Wednesday, September 14, 2005

The Road to Damascus

I noted that Syria is between Iraq and a hard place.

Following the lopsided allied win at Tal Afar that obliterated the jihadi and Baathist defenders at little allied cost, the US and Iraq are pushing toward Syria quite literally.

And in rhetoric, we are putting the pressure on Damascus.

Syria has become a hub for terrorists, as young, would-be terrorists travel unmolested through the Damascus airport on one-way tickets, U.S. Ambassador to Iraq Zalmay Khalilzad said. The United States also accuses Syria of turning a blind eye to terror training camps on its soil.

"Our patience is running out, the patience of Iraqis are running out.
The time for decision ... has arrived for Damascus," Khalilzad told reporters at the State Department.

The tough talk is part of a U.S. campaign to increase pressure on Syria in several foreign capitals and at the U.N. General Assembly this week in New York.

And not just our envoy:

The president also issued a warning to Syrian President Bashar Assad, whom he accused of failing to control the flow of fighters sneaking into Iraq.
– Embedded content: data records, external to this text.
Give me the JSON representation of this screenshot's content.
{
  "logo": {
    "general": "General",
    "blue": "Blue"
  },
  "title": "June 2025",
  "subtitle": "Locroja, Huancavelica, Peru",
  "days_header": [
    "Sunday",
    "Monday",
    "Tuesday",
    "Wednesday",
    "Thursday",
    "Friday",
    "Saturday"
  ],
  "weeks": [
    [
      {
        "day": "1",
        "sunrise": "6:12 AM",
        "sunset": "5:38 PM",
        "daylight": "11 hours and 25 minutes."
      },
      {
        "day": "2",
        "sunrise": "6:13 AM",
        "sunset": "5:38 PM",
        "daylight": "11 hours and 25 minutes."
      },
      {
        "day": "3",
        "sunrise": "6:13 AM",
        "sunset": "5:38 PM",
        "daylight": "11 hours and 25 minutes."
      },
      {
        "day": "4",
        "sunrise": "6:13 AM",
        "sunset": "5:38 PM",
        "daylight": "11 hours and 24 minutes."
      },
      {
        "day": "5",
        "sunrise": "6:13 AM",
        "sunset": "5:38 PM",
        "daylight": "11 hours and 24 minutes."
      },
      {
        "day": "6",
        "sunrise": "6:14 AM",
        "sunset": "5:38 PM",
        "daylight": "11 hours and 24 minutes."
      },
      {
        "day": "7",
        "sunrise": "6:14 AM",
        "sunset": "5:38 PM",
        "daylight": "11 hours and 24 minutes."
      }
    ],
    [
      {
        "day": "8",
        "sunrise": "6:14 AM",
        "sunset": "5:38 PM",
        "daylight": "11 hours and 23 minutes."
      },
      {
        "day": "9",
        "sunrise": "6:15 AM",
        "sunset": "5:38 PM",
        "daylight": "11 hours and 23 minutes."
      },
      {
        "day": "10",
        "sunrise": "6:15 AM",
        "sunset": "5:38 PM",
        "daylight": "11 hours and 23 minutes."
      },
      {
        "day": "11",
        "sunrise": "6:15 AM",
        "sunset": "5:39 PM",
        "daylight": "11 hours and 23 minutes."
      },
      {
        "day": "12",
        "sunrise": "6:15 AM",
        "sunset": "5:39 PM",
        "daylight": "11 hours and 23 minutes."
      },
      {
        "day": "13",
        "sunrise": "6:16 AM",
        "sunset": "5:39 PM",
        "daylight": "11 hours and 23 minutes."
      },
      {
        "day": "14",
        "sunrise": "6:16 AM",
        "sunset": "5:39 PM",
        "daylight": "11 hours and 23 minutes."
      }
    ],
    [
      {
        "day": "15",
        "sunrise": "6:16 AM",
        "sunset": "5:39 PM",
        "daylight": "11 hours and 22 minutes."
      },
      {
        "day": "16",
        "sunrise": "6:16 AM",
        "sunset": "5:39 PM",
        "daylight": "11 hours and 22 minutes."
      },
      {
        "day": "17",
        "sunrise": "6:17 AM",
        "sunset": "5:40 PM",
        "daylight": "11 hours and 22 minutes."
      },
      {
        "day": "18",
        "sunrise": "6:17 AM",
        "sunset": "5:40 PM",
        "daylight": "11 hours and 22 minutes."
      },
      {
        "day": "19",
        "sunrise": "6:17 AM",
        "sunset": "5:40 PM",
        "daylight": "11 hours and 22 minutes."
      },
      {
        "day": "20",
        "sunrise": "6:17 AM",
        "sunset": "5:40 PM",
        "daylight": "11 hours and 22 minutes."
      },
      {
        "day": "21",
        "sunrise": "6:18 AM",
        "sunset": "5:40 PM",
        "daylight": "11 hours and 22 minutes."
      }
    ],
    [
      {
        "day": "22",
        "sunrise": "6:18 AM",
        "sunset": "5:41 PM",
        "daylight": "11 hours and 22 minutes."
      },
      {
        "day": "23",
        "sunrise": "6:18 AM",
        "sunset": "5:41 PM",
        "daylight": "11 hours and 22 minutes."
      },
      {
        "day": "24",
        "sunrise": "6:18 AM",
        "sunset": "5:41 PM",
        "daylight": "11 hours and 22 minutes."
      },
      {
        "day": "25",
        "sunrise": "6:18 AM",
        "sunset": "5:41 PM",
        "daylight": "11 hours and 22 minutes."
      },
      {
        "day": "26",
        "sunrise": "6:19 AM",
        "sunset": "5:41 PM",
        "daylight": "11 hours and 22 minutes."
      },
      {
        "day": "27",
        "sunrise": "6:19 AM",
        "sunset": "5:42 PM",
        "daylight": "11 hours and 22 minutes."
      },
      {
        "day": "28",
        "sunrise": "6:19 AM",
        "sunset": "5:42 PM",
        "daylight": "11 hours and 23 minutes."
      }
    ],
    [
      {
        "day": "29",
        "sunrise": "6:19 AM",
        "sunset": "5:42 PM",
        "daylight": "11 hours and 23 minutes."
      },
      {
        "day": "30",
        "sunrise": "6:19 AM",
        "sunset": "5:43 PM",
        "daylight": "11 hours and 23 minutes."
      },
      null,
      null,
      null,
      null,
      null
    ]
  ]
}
The United States also has suggested that Syria played a role in the assassination of former Lebanese Prime Minister Rafil Hariri last February in Beirut. The U.N. is investigating the assassination.

"The Syrian leader must understand we take his lack of action seriously," Bush said.

Since I think that the biggest threat to Iraq comes from Iran and not Syria (and as I noted in that post, Iran could invade Iraq--a worry that I repeated here), I find it hard to believe that we plan any major military operations to the west. If we beat Syria, Iran would not give up. But if Iran went down, Syria would have to fold, I believe.

But something is happening that we hope will quiet the Syrians down.